End each piece of fabric on a wrong-side row, stitches still on the needles. When joining in this way, you need to have the same number of stitches on each piece of fabric, so check your counts. Leave the working yarn you want to continue attached to its layer but cut the working yarn attached to the other layer (be sure to leave a tail long enough to sew in later!). Referring to Photo 1, with the right sides of both layers facing and the underlayer (the purple reverse stockinette swatch) behind the top layer (the blue-green stockinette swatch), hold the needles parallel. *Insert a third needle of the same size through first stitch of the front needle and the first stitch of the back needle (Photo 2). Wrap the working yarn around the right needle as usual and, with the needle tip, pull it back through the stitch on the back needle (Photo 3) and the front needle (Photo 4). Slide the old stitches on the left needle off (Photo 5). Repeat from * across the entire row of stitches (Photos 6-10), joining the two layers into one; continue as directed (Photo 11).
The shoulders of a lightweight sweater, the sides of a pillow, or the squares and sides of an afghan (see this update's free pattern!) can be joined together by adding a bind-off step to the three-needle join. There are two ways to do this: with right sides together or with wrong sides together. Let's look at right sides together first.
As above, keep the working yarn you want to continue with attached and cut the other one. Hold the two needles parallel with right sides together, facing each other (i.e., on the front needle the wrong side faces you and on the back needle the right side faces you) as shown in Photo 1. Work the first two stitches of each side together as when joining above (Photo 2). With one of the left needle tips (I find it easier to use the back one), reach into the rightmost stitch on the right needle and lift it over the leftmost stitch (Photos 3 and 4), thereby binding off one stitch (Photo 5). Join the next first stitches on the left needles and lift the rightmost stitch over the leftmost (Photo 6). Continue joining and binding off (Photo 7) all the way across the row. Notice how this creates a ridge on the side of the work facing you. When you flip the joined squares over to the right side, you will see a valley (Photo 8).

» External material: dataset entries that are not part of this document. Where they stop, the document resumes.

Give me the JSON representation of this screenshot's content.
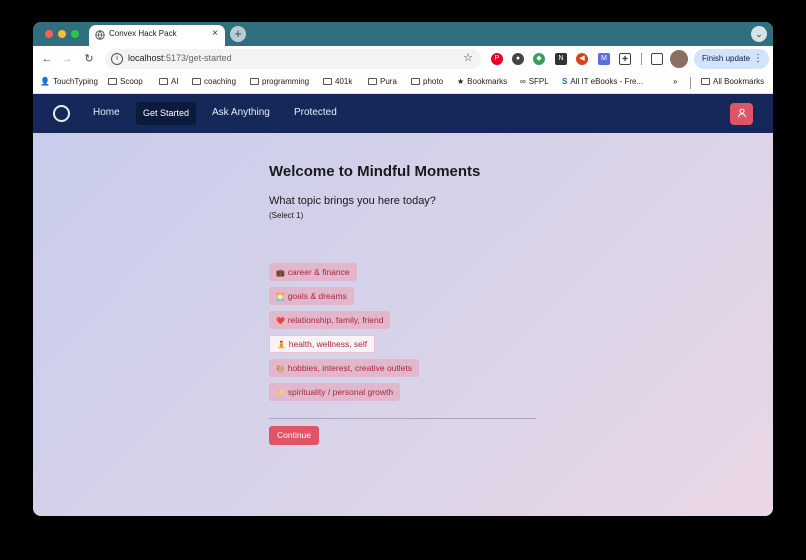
{
  "browser": {
    "tab_title": "Convex Hack Pack",
    "new_tab_glyph": "+",
    "close_glyph": "×",
    "url_host": "localhost",
    "url_path": ":5173/get-started",
    "finish_update_label": "Finish update",
    "icons": [
      "back-icon",
      "forward-icon",
      "reload-icon",
      "site-info-icon",
      "bookmark-star-icon",
      "extensions-icon",
      "side-panel-icon",
      "profile-avatar",
      "more-menu-icon"
    ]
  },
  "bookmarks": [
    {
      "label": "TouchTyping",
      "icon": "user-icon"
    },
    {
      "label": "Scoop",
      "icon": "folder-icon"
    },
    {
      "label": "AI",
      "icon": "folder-icon"
    },
    {
      "label": "coaching",
      "icon": "folder-icon"
    },
    {
      "label": "programming",
      "icon": "folder-icon"
    },
    {
      "label": "401k",
      "icon": "folder-icon"
    },
    {
      "label": "Pura",
      "icon": "folder-icon"
    },
    {
      "label": "photo",
      "icon": "folder-icon"
    },
    {
      "label": "Bookmarks",
      "icon": "star-icon"
    },
    {
      "label": "SFPL",
      "icon": "link-icon"
    },
    {
      "label": "All IT eBooks - Fre...",
      "icon": "s-logo-icon"
    }
  ],
  "bookmarks_overflow": "»",
  "all_bookmarks_label": "All Bookmarks",
  "app": {
    "nav": {
      "home": "Home",
      "get_started": "Get Started",
      "ask_anything": "Ask Anything",
      "protected": "Protected"
    },
    "colors": {
      "navbar": "#16275a",
      "accent": "#e05468",
      "chip": "#e3b7cb",
      "chip_text": "#a62a3e"
    }
  },
  "page": {
    "heading": "Welcome to Mindful Moments",
    "question": "What topic brings you here today?",
    "hint": "(Select 1)",
    "options": [
      {
        "emoji": "💼",
        "label": "career & finance",
        "selected": false
      },
      {
        "emoji": "🌅",
        "label": "goals & dreams",
        "selected": false
      },
      {
        "emoji": "❤️",
        "label": "relationship, family, friend",
        "selected": false
      },
      {
        "emoji": "🧘",
        "label": "health, wellness, self",
        "selected": true
      },
      {
        "emoji": "🎨",
        "label": "hobbies, interest, creative outlets",
        "selected": false
      },
      {
        "emoji": "✨",
        "label": "spirituality / personal growth",
        "selected": false
      }
    ],
    "continue_label": "Continue"
  }
}
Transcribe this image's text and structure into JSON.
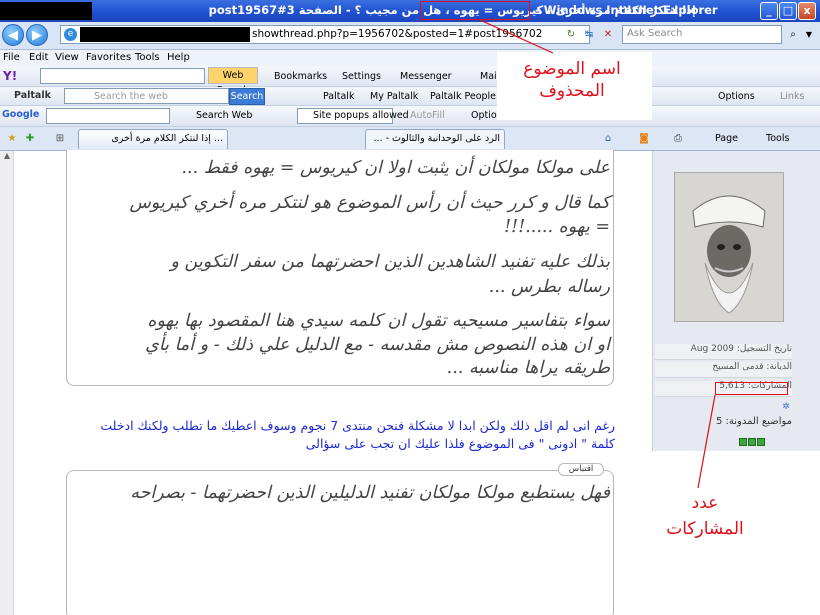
{
  "window": {
    "title_arabic": "إذا لنتكر الكلام مرة أخرى ، كيريوس = يهوه ، هل من مجيب ؟ - الصفحة 3",
    "title_post": "#post19567",
    "title_app": "- Windows Internet Explorer",
    "buttons": {
      "minimize": "_",
      "maximize": "□",
      "close": "x"
    }
  },
  "addressbar": {
    "url_visible": "showthread.php?p=1956702&posted=1#post1956702",
    "search_placeholder": "Ask Search",
    "back_icon": "◀",
    "forward_icon": "▶"
  },
  "menu": {
    "items": [
      "File",
      "Edit",
      "View",
      "Favorites",
      "Tools",
      "Help"
    ]
  },
  "yahoo_toolbar": {
    "logo": "Y!",
    "web_search_label": "Web Search",
    "bookmarks_label": "Bookmarks",
    "settings_label": "Settings",
    "messenger_label": "Messenger",
    "mail_label": "Mail"
  },
  "paltalk_toolbar": {
    "logo_label": "Paltalk",
    "search_placeholder": "Search the web",
    "search_button": "Search",
    "paltalk_label": "Paltalk",
    "my_paltalk_label": "My Paltalk",
    "people_label": "Paltalk People",
    "options_label": "Options",
    "links_label": "Links"
  },
  "google_toolbar": {
    "logo_label": "Google",
    "search_web_label": "Search Web",
    "popups_label": "Site popups allowed",
    "autofill_label": "AutoFill",
    "options_label": "Options"
  },
  "tabs": [
    {
      "label": "... إذا لنتكر الكلام مرة أخرى"
    },
    {
      "label": "الرد على الوحدانية والثالوث - ..."
    }
  ],
  "command_bar": {
    "page_label": "Page",
    "tools_label": "Tools"
  },
  "post": {
    "lines": [
      "على مولكا مولكان أن يثبت اولا ان كيريوس = يهوه فقط ...",
      "كما قال و كرر حيث أن رأس الموضوع هو لنتكر مره أخري كيريوس",
      "= يهوه .....!!!",
      "بذلك عليه تفنيد الشاهدين الذين احضرتهما من سفر التكوين و",
      "رساله بطرس ...",
      "سواء بتفاسير مسيحيه تقول ان كلمه سيدي هنا المقصود بها يهوه",
      "او ان هذه النصوص مش مقدسه - مع الدليل علي ذلك - و أما بأي",
      "طريقه يراها مناسبه ..."
    ]
  },
  "blue_text": {
    "line1": "رغم انى لم اقل ذلك ولكن ابدا لا مشكلة فنحن منتدى 7 نجوم وسوف اعطيك ما تطلب ولكنك ادخلت",
    "line2": "كلمة \" ادونى \" فى الموضوع فلذا عليك ان تجب على سؤالى"
  },
  "quote": {
    "label": "اقتباس",
    "line1": "فهل يستطيع مولكا مولكان تفنيد الدليلين الذين احضرتهما - بصراحه"
  },
  "sidebar": {
    "join_date": "تاريخ التسجيل: Aug 2009",
    "religion": "الديانة: قدمى المسيح",
    "posts_count": "المشاركات: 5,613",
    "blog_entries": "مواضيع المدونة: 5"
  },
  "annotations": {
    "deleted_topic_label_1": "اسم الموضوع",
    "deleted_topic_label_2": "المحذوف",
    "posts_label_1": "عدد",
    "posts_label_2": "المشاركات",
    "color": "#e0101a"
  }
}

Now let's look at joining the other way, with wrong sides together. Prepare the pieces to be joined as above but arrange them with wrong sides together, facing each other (i.e., on the front needle the right side faces you, and on the back needle the wrong side faces you) as shown in Photo 1. Work the first two stitches of each side together as when joining above (Photo 2), bind off as above by lifting the rightmost stitch over the leftmost (Photos 3 and 5) and continue across the row (Photos 6 and 7). There's no need to turn because, when you open the fabric out, the right side, with the distinctive bind-off ridge, is facing (Photo 8).

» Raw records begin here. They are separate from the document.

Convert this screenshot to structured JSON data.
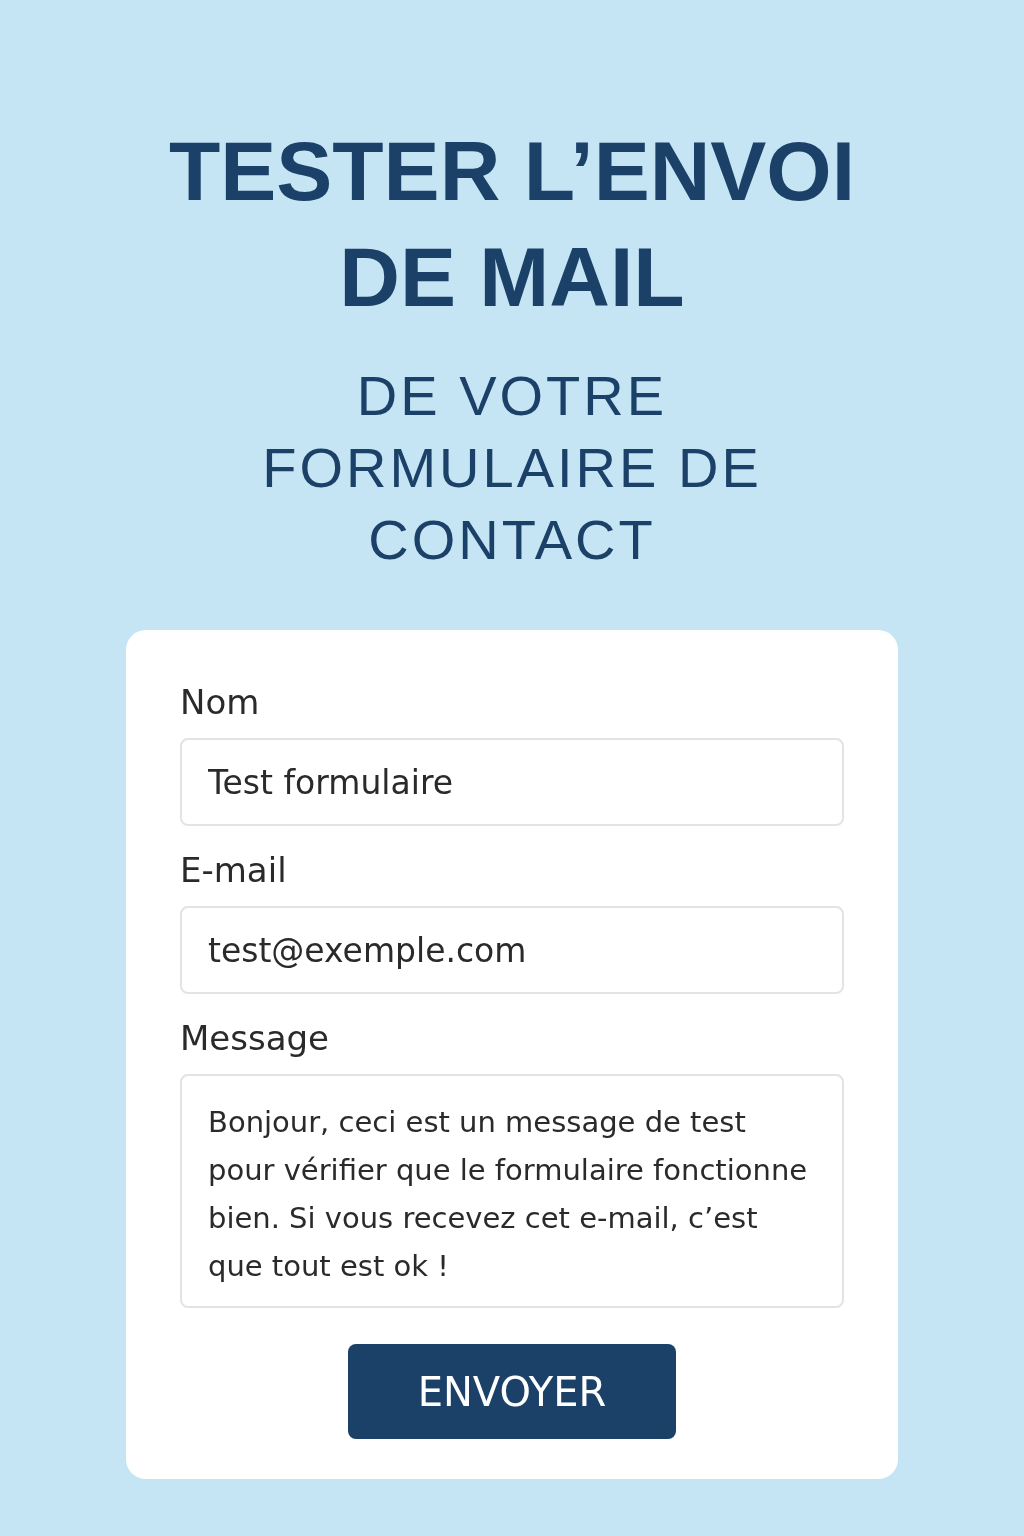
{
  "title": "TESTER L’ENVOI DE MAIL",
  "subtitle": "DE VOTRE FORMULAIRE DE CONTACT",
  "form": {
    "fields": [
      {
        "kind": "input",
        "label": "Nom",
        "value": "Test formulaire"
      },
      {
        "kind": "input",
        "label": "E-mail",
        "value": "test@exemple.com"
      },
      {
        "kind": "textarea",
        "label": "Message",
        "value": "Bonjour, ceci est un message de test pour vérifier que le formulaire fonctionne bien. Si vous recevez cet e-mail, c’est que tout est ok !"
      }
    ],
    "submit": "ENVOYER"
  }
}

If the look of the valley is right for your project, put your pieces together with right sides facing each other. If the look of the ridge echoes the look of your fabric, use it to join and bind off. And if you want to continue knitting, omit the bind-off!